On the impact on businesses that were refused additional finance, 13% said that they had had to lay off staff, and a worrying 40% said that they were having ongoing financial difficulties. There is growing evidence that late payments to SMEs are hurting our economic recovery. Data from the Office for National Statistics show that SMEs comprise up to 98% of the total number of organisations in the UK economy, providing 59% of all private sector jobs, 45% of all employment, and generating 46% of the UK’s income from the private sector—a massive £1,558 billion. If their growth and survival is being threatened, it is inconceivable that that is not impacting on the country’s economic performance as a whole.

One of the favourite myths that the Government like to spin is that the recession was made in Britain and that the public sector is somehow to blame for our flatlining economy and should be made to pay with cuts in public spending and vital public services. No one is fooled by that, because everyone knows that the recession started on Wall street, that it was the result of private sector debt, led by the banks, and that it affects every major economy in the world. It belittles my constituents to try to portray it is as anything else.

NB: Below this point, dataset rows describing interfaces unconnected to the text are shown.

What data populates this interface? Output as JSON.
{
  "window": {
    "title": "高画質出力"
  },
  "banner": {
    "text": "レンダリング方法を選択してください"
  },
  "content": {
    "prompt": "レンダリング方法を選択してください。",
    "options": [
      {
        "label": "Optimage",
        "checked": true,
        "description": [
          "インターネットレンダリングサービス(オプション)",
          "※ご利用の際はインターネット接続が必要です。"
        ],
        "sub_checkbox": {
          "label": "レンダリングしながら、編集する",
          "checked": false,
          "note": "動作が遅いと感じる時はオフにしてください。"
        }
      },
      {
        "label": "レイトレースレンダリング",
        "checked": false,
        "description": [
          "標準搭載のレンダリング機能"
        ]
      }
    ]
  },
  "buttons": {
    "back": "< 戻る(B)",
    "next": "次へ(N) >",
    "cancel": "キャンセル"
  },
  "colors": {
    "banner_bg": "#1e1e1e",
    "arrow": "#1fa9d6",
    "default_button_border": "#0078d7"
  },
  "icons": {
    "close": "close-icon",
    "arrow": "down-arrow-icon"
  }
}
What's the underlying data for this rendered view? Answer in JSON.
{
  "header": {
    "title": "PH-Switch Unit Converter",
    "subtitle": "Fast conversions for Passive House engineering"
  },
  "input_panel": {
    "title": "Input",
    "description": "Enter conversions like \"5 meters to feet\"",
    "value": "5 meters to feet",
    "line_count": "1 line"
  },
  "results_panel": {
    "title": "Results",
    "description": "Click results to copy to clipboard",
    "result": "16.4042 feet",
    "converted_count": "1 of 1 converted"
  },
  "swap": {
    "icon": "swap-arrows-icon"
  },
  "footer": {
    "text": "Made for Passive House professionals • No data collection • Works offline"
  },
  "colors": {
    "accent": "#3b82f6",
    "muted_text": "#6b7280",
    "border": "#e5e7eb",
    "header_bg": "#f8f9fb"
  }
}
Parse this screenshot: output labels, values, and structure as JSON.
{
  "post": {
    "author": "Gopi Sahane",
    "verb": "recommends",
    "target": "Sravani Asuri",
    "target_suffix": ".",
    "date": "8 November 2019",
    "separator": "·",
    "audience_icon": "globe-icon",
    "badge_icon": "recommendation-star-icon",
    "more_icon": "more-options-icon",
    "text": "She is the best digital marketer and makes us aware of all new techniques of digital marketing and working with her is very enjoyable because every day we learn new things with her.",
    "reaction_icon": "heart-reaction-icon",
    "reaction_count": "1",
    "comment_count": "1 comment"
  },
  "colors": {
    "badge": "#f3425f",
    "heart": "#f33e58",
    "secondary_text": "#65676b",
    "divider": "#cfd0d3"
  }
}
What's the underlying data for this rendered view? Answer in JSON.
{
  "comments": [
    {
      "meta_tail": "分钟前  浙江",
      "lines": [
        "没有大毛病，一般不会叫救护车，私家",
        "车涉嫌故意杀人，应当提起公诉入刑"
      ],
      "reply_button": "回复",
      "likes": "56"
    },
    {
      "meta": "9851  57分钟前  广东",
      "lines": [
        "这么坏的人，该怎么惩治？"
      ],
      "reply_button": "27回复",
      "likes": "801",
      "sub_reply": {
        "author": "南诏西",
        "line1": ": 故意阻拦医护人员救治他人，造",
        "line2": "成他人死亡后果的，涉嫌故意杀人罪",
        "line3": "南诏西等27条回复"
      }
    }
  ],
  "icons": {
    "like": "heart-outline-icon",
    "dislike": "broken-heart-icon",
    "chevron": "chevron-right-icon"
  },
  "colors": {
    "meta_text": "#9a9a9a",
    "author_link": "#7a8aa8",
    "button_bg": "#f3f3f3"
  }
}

A little reported fact is that in 2009 City of London debt was 245% of gross domestic product, compared with public sector debt of 60%. It is time that this Government stopped blaming the previous Government and the public sector for the country’s economic woes and targeted action where it is needed on those who abuse their wealth and power. I want the Government to take action on those who flout their contractual responsibilities and fail to pay their bills on time, because those people are not above the law or untouchable. As the Federation of Small Businesses has said, this is not just an economic issue, because it is ethically wrong.

With the shadow Minister, I am calling on the Government to back the following action to address late payments. First, they should bring forward the new EU directive on late payment from March 2013. It introduces a minimum fixed amount of compensation for late payment and tightens the time period for payment. Secondly, the Government must ensure that all Departments are better at meeting the five-day payment target and have effective monitoring and reporting procedures in place. Thirdly, the Government must ensure that prompt payment is enforced all the way down the supply chain and not just between contractor and subcontractor.